--- Task description ---
Your copy should match the entries below exactly, apart from the images.

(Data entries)
===
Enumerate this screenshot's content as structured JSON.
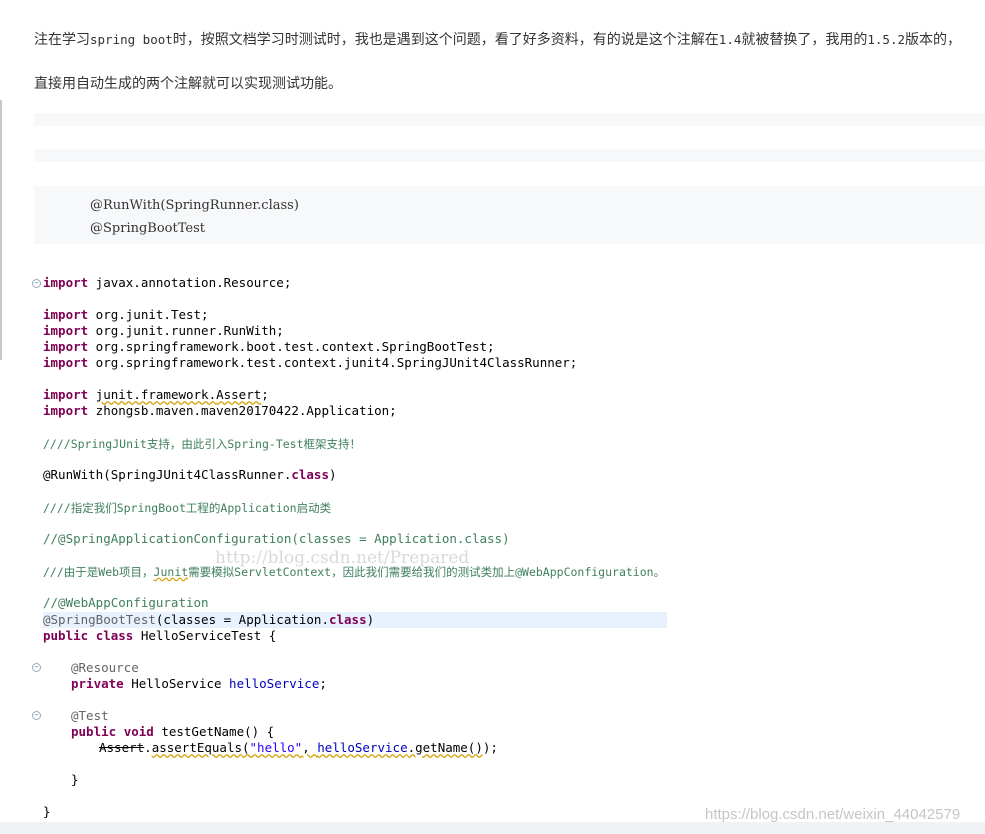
{
  "paragraphs": {
    "p1_a": "注在学习",
    "p1_b": "spring boot",
    "p1_c": "时，按照文档学习时测试时，我也是遇到这个问题，看了好多资料，有的说是这个注解在",
    "p1_d": "1.4",
    "p1_e": "就被替换了，我用的",
    "p1_f": "1.5.2",
    "p1_g": "版本的，",
    "p2": "直接用自动生成的两个注解就可以实现测试功能。"
  },
  "code_block": {
    "line1": "@RunWith(SpringRunner.class)",
    "line2": "@SpringBootTest"
  },
  "eclipse_code": {
    "l1_kw": "import",
    "l1_rest": " javax.annotation.Resource;",
    "l2_kw": "import",
    "l2_rest": " org.junit.Test;",
    "l3_kw": "import",
    "l3_rest": " org.junit.runner.RunWith;",
    "l4_kw": "import",
    "l4_rest": " org.springframework.boot.test.context.SpringBootTest;",
    "l5_kw": "import",
    "l5_rest": " org.springframework.test.context.junit4.SpringJUnit4ClassRunner;",
    "l6_kw": "import",
    "l6_a": "junit.framework.",
    "l6_b": "Assert",
    "l6_c": ";",
    "l7_kw": "import",
    "l7_rest": " zhongsb.maven.maven20170422.Application;",
    "c1": "////SpringJUnit支持，由此引入Spring-Test框架支持！",
    "run_a": "@RunWith(SpringJUnit4ClassRunner.",
    "run_kw": "class",
    "run_b": ")",
    "c2": "////指定我们SpringBoot工程的Application启动类",
    "c3": "//@SpringApplicationConfiguration(classes = Application.class)",
    "c4_a": "///由于是Web项目，",
    "c4_b": "Junit",
    "c4_c": "需要模拟ServletContext，因此我们需要给我们的测试类加上@WebAppConfiguration。",
    "c5": "//@WebAppConfiguration",
    "sbt_a": "@SpringBootTest",
    "sbt_b": "(classes = Application.",
    "sbt_kw": "class",
    "sbt_c": ")",
    "cls_kw1": "public",
    "cls_kw2": "class",
    "cls_rest": " HelloServiceTest {",
    "res_ann": "@Resource",
    "priv_kw": "private",
    "priv_type": " HelloService ",
    "priv_field": "helloService",
    "priv_end": ";",
    "test_ann": "@Test",
    "m_kw1": "public",
    "m_kw2": "void",
    "m_rest": " testGetName() {",
    "a_cls": "Assert",
    "a_dot": ".",
    "a_meth": "assertEquals",
    "a_open": "(",
    "a_str": "\"hello\"",
    "a_comma": ", ",
    "a_field": "helloService",
    "a_call": ".getName()",
    "a_end": ");",
    "close_inner": "}",
    "close_outer": "}"
  },
  "watermarks": {
    "middle": "http://blog.csdn.net/Prepared",
    "bottom_right": "https://blog.csdn.net/weixin_44042579"
  }
}
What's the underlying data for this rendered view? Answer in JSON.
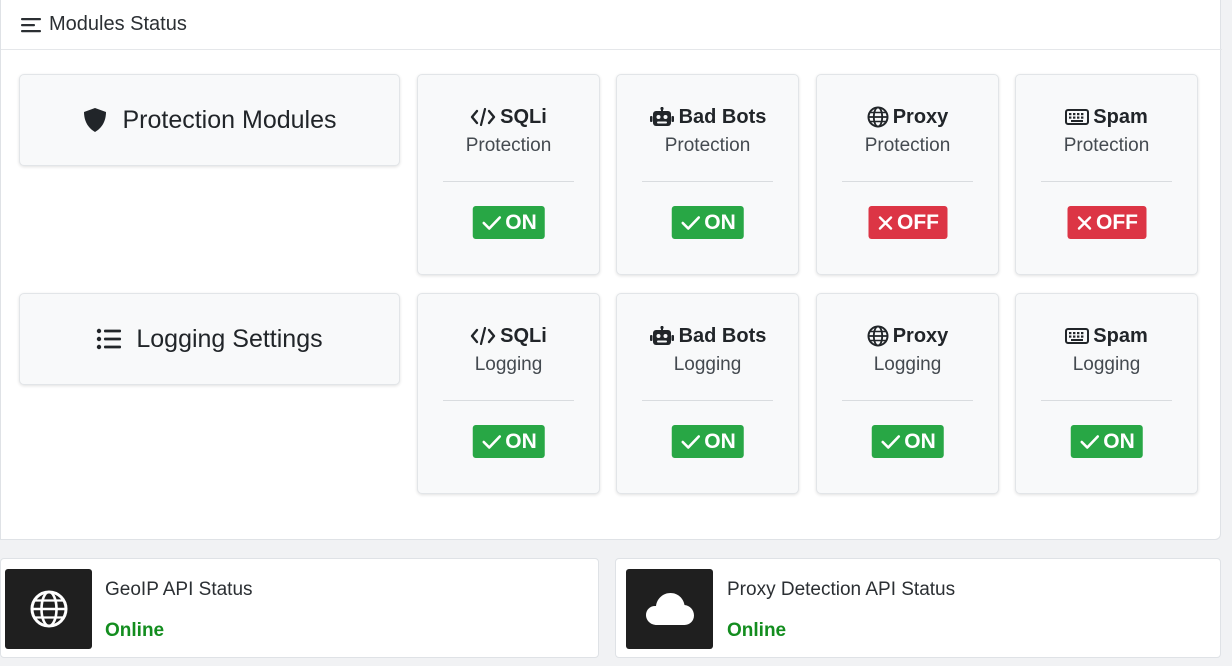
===
--- Response ---
Enumerate this screenshot's content as structured JSON.
{
  "paragraphs": {
    "p1_a": "注在学习",
    "p1_b": "spring boot",
    "p1_c": "时，按照文档学习时测试时，我也是遇到这个问题，看了好多资料，有的说是这个注解在",
    "p1_d": "1.4",
    "p1_e": "就被替换了，我用的",
    "p1_f": "1.5.2",
    "p1_g": "版本的，",
    "p2": "直接用自动生成的两个注解就可以实现测试功能。"
  },
  "code_block": {
    "line1": "@RunWith(SpringRunner.class)",
    "line2": "@SpringBootTest"
  },
  "eclipse_code": {
    "l1_kw": "import",
    "l1_rest": " javax.annotation.Resource;",
    "l2_kw": "import",
    "l2_rest": " org.junit.Test;",
    "l3_kw": "import",
    "l3_rest": " org.junit.runner.RunWith;",
    "l4_kw": "import",
    "l4_rest": " org.springframework.boot.test.context.SpringBootTest;",
    "l5_kw": "import",
    "l5_rest": " org.springframework.test.context.junit4.SpringJUnit4ClassRunner;",
    "l6_kw": "import",
    "l6_a": "junit.framework.",
    "l6_b": "Assert",
    "l6_c": ";",
    "l7_kw": "import",
    "l7_rest": " zhongsb.maven.maven20170422.Application;",
    "c1": "////SpringJUnit支持，由此引入Spring-Test框架支持！",
    "run_a": "@RunWith(SpringJUnit4ClassRunner.",
    "run_kw": "class",
    "run_b": ")",
    "c2": "////指定我们SpringBoot工程的Application启动类",
    "c3": "//@SpringApplicationConfiguration(classes = Application.class)",
    "c4_a": "///由于是Web项目，",
    "c4_b": "Junit",
    "c4_c": "需要模拟ServletContext，因此我们需要给我们的测试类加上@WebAppConfiguration。",
    "c5": "//@WebAppConfiguration",
    "sbt_a": "@SpringBootTest",
    "sbt_b": "(classes = Application.",
    "sbt_kw": "class",
    "sbt_c": ")",
    "cls_kw1": "public",
    "cls_kw2": "class",
    "cls_rest": " HelloServiceTest {",
    "res_ann": "@Resource",
    "priv_kw": "private",
    "priv_type": " HelloService ",
    "priv_field": "helloService",
    "priv_end": ";",
    "test_ann": "@Test",
    "m_kw1": "public",
    "m_kw2": "void",
    "m_rest": " testGetName() {",
    "a_cls": "Assert",
    "a_dot": ".",
    "a_meth": "assertEquals",
    "a_open": "(",
    "a_str": "\"hello\"",
    "a_comma": ", ",
    "a_field": "helloService",
    "a_call": ".getName()",
    "a_end": ");",
    "close_inner": "}",
    "close_outer": "}"
  },
  "watermarks": {
    "middle": "http://blog.csdn.net/Prepared",
    "bottom_right": "https://blog.csdn.net/weixin_44042579"
  }
}
What's the underlying data for this rendered view? Answer in JSON.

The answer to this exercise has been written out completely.